Conserving Corop’s identity (The Brolga) and the value of the region to waterbird conservation

The following is a 2001 article by Matthew Herring, who studied Brolgas across southern New South Wales and northern Victoria for his honours project at Charles Sturt University, Albury, visiting more than 90 different wetlands. More than 200 people, including many from the Corop region, helped keep tabs on the whereabouts of Brolgas for his study. The title of his thesis was “The Brolga (Grus rubicunda) in the New South Wales and Victorian Riverina: Distribution, Breeding Habitat and Potential Role as an Umbrella Species”.


The Corop region has long been synonymous with the majestic flight and trumpeting call of the Brolga, Australia's most graceful and famous waterbird. Unfortunately though, Corop is in danger of losing its identity. Brolgas are still relatively common across northern Australia (e.g. Kakadu National Park) but the two populations remaining in south-eastern Australia are in big trouble. The south-western Victorian population (including the far south-east of South Australia) still supports around 750 birds but just over a century ago single flocks of over 1400 brids were recorded. The Riverina population (southern NSW and northern Victoria) supports less than 250 birds, including three distinct groups in northern Victoria (Kerang–Echuca–Dingee, Corop–Stanhope–Rushworth and Yarrawong–Katamatite–Dookie), which together comprise only about 100 individuals.
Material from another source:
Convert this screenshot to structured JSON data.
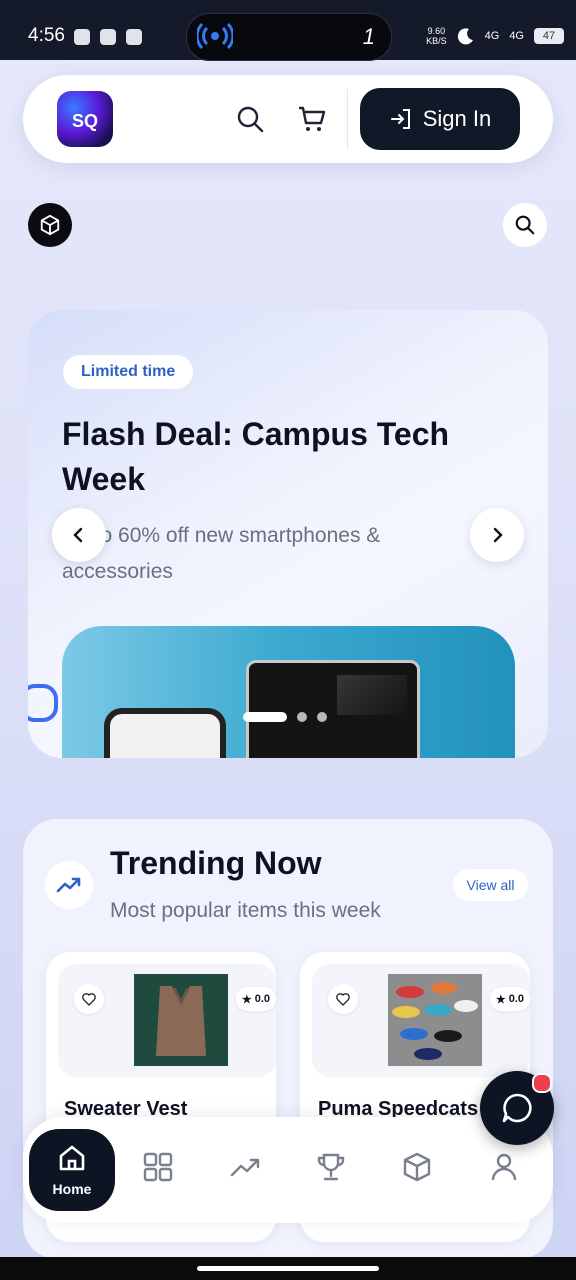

The Corop region itself was known to support hundreds of Brolgas as recently as 50 years ago.

The dramatic decline of the Brolga is primarily a result of habitat lass. However, they were once so common that they were shot and poisoned. And now, not only are we cursed with such low numbers in the south, but there is also a paucity of younger birds, with only one out of every 25 Brolgas being less than two years old. The Corop wetlands are by far the most important area for Brolgas in northern Victoria, with around 40 resident birds. However, the significance of these great wetlands for Brolgas is not just restricted to northern Victoria. For example, it appears One Tree Swamp is the only wetland in Victoria that consistently supports more than one breeding pair.

Not only are the wetlands around Corop important for Brolgas but they also provide habitat for more than 60 other waterbird species. Quite a few of these are also threatened with extinction. Others are migratory shorebirds (waders), which come from other countries to visit Australia, like the Red-necked Stint that comes from Siberia each year to spend summer here. Wetlands with open mudflats are essential for many of these migratory shorebirds. Large remnant Canegrass (Eragrostis australasica) wetlands (which often have Lignum, Spike-rushes or Cumbungi present as well), like One Tree and Two Tree Swamps, not only provide breeding habitat for Brolgas but also support other rare or threatened birds that are dependent on wetlands. Last year, such species included Australasian Bittern, Glossy Ibis, Royal Spoonbill, Freckled Duck, Blue-billed Duck, Gull-billed Tern, Caspian Tern and White-bellied Sea-Eagle. In fact, the Corop wetlands are comparable to the well-known and internationally recognised Macquarie Marshes in NSW.

In July last year Lake Cooper [2000] supported at least 320 Double-banded Plovers, a species that only breeds in New Zealand and winters in Australia. This is a nationally significant count, representing greater than 1% of the entire population wintering in Australia. It warrants the listing of Lake Cooper as a wetland of international significance under the RAMSAR wetland convention, which will be a great honour for region. More attention should be given to protecting the remaining wetlands in the region and developing appropriate water, grazing and fire regimes, couple with fox control programs. The wetlands around Corop are remarkably special and a wonderful asset to the local community and all Australians. They deserve our attention and require efforts to adequately protect and manage them for future generations. I am indebted to all those who have helped me with this study. Waterbrids are one thing but the Corop region also supports a wonderful community of kind people. Thanks for having me.

Matthew Herring